Becker, Jan U., Martin Spann and Timo Schulze (2015): Implications of minimum contract durations on customer retention, Marketing Letters, 26 (4): 579-592.
Abstract: Customer retention is a major driver of customer lifetime value and is thus a key performance metric in marketing management. Consequently, companies try to retain customers by offering contracts with minimum contract durations (MCD). Using behavioral, psychometric, and advertising data for a large sample of DSL customers, the authors study the impact of minimum contract durations on actual customer churn behavior. The analyses demonstrate that subscriptions with minimum contract durations do indeed help companies to successfully retain customers. The effect is impaired though, as companies typically (must) provide incentives to convince customers to commit to those contracts. We find that incentives attract customers that either cannot or should not be retained and hence require companies to carefully apply both MCD and incentives.

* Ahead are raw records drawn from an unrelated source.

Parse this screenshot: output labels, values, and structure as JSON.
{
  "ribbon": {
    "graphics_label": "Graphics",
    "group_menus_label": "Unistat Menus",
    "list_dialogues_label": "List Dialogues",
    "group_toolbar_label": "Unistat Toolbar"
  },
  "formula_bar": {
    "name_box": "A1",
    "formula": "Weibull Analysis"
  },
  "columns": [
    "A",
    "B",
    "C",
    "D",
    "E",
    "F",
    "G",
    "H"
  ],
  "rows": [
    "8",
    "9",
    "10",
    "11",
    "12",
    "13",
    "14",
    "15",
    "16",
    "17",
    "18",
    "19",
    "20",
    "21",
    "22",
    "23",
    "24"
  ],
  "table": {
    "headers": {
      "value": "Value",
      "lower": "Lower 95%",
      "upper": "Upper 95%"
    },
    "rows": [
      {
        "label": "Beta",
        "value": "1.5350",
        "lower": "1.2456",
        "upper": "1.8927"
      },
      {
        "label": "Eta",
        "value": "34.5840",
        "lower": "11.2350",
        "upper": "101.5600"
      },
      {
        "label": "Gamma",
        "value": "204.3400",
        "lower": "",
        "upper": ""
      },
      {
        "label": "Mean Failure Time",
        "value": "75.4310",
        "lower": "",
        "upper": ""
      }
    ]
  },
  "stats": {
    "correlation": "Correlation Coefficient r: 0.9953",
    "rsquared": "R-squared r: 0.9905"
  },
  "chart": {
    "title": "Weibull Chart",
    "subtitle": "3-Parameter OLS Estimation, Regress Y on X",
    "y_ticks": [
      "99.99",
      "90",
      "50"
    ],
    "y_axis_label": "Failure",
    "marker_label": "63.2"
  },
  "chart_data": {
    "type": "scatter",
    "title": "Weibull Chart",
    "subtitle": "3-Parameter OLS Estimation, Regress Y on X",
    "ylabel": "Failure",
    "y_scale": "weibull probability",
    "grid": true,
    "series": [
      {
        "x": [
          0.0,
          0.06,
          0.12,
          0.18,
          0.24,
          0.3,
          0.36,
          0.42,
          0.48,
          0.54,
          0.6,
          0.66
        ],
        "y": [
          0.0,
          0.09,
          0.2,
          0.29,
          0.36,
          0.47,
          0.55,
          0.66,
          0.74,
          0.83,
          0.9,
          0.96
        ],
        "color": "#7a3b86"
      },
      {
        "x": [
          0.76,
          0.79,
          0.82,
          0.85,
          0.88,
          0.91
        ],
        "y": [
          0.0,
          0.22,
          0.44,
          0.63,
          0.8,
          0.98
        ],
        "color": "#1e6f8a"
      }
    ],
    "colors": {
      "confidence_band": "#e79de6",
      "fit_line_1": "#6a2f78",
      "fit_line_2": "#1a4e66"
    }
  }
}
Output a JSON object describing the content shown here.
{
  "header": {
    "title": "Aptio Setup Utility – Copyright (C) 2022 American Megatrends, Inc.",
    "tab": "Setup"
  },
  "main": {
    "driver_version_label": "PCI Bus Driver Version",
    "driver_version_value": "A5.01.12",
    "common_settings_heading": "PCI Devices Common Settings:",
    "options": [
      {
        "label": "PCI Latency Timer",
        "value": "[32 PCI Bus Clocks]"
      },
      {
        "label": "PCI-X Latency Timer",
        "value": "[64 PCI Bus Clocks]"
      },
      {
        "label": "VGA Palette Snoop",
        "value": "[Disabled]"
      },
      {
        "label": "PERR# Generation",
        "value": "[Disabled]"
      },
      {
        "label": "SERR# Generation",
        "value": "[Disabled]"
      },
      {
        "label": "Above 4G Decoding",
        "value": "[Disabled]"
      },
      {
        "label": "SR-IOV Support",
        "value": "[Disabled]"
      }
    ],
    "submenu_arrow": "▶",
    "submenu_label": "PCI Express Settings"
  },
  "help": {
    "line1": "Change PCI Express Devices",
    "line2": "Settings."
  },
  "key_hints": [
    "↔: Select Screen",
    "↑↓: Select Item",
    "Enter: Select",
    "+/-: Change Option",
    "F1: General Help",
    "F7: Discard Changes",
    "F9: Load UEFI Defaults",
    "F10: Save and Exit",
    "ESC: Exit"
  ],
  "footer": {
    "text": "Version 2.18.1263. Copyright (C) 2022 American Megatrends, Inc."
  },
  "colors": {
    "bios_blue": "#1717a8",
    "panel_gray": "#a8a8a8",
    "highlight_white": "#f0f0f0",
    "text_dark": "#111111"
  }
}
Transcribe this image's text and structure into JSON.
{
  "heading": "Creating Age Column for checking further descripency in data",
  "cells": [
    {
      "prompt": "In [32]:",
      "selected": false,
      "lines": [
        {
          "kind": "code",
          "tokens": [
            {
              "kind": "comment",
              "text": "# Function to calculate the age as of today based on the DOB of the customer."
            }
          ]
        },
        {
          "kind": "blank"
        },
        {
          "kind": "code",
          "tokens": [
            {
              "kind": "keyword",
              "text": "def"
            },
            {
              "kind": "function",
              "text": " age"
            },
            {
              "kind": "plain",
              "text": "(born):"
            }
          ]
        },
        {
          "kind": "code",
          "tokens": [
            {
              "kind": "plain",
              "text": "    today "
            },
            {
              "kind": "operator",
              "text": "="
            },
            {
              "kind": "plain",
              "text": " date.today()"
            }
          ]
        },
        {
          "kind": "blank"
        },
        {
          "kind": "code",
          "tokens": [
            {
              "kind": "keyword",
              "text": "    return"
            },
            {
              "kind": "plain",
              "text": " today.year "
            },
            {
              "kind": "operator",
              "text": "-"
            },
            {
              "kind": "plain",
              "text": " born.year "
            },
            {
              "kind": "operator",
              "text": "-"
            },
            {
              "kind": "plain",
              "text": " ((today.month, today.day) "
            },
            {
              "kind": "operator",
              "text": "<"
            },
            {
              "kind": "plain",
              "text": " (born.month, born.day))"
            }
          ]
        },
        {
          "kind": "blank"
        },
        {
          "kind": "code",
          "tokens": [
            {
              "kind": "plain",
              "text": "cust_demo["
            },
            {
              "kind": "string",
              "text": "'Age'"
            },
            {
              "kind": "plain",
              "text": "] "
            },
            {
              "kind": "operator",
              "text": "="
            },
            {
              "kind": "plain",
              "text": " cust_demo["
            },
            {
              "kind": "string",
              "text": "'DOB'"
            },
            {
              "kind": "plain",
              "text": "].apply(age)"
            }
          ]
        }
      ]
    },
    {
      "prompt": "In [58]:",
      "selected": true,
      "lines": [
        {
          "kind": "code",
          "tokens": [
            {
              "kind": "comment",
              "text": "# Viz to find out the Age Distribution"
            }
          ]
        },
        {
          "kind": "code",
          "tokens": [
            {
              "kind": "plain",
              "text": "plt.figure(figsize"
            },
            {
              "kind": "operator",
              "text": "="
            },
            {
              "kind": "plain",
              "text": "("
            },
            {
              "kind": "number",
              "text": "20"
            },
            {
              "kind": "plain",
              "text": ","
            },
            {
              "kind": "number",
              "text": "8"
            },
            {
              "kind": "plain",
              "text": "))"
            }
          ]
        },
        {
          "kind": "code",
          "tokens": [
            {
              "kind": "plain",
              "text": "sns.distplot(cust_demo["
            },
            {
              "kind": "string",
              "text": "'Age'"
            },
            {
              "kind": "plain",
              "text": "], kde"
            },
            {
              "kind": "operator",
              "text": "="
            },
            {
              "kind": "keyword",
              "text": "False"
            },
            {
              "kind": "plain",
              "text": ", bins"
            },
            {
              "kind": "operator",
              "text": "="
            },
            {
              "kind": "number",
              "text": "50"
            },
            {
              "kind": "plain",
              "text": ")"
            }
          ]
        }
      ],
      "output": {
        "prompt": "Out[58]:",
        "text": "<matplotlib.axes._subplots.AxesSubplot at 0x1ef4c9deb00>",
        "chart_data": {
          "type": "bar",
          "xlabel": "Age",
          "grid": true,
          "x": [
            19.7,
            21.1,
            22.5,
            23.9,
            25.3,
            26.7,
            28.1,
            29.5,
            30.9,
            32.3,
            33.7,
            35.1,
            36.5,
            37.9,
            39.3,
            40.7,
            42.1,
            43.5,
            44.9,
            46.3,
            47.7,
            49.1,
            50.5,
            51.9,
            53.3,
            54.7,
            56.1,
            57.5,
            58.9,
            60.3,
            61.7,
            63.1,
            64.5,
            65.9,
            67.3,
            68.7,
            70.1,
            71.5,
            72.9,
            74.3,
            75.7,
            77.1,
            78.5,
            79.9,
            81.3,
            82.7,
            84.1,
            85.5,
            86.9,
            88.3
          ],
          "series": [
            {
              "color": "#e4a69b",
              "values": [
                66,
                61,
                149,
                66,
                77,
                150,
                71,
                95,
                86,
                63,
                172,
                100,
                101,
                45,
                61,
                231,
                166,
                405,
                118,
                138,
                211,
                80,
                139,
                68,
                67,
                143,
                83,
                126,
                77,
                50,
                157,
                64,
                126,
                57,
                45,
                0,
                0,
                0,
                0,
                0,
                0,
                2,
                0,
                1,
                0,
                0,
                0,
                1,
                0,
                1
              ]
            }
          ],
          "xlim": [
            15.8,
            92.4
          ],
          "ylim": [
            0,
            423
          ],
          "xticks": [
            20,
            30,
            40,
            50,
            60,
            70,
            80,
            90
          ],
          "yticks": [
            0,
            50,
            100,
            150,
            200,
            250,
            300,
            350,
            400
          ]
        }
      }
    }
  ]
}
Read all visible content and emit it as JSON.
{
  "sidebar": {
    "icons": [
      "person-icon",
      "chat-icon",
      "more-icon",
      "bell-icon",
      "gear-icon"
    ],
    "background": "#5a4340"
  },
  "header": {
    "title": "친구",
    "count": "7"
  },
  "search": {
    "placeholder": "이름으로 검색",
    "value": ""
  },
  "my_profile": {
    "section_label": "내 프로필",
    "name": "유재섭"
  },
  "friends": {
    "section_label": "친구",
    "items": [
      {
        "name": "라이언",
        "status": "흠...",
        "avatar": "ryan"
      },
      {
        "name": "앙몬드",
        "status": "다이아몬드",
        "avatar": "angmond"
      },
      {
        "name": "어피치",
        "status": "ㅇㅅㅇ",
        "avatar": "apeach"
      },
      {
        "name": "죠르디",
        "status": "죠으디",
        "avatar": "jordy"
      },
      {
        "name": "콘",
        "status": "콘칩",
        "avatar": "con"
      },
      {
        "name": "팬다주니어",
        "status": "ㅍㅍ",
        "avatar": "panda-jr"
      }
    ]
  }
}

Armelini, Guillermo, Christian Barrot and Jan U. Becker (2015): Referral programs, customer value, and the relevance of dyadic characteristics, International Journal of Research in Marketing, 32 (4): 449-452.
Abstract: Referral programs have become a popular tool to use the customer base for new customer acquisition. We replicate the work of Schmitt et al. (2011) who find that referred customers are more loyal and valuable than customers acquired through other channels. While our results confirm that rewarded referrals indeed reduce the risk of customer churn, we do not find that referred customers are necessarily more valuable. Analysis of the relationship between senders and receivers of referrals demonstrates that demographic similarity drives the referred customer value.
Decker, Catharina and Niels Van Quaquebeke (2015): Getting Respect from a Boss You Respect: How Different Types of Respect Interact to Explain Subordinates’ Job Satisfaction as Mediated by Self-Determination, Journal of Business Ethics, 131 (3): 543-556.
Abstract: Interpersonal respect can be differentiated into two kinds: (1) horizontal respect, i.e. treating someone with dignity; and (2) vertical respect, i.e. genuinely honoring someone’s merits. With the present research, we draw on motivation theory to explore their interplay in leadership relations. Specifically, we argue for a moderated mediation hypothesis in that (a) leaders’ horizontal respect for their subordinates fundamentally speaks to subordinates’ self-determination and (b) that the message of respectful leadership is enhanced by the vertical respect subordinates have for their leaders. As a result, subordinates are more satisfied with their jobs, which should also show in a decreased willingness to leave. The proposed model was supported in two survey studies (N = 391 and N = 518) and an experimental scenario study (N = 107)—thus suggesting that perceived leader behavior needs to be complemented by leader standing.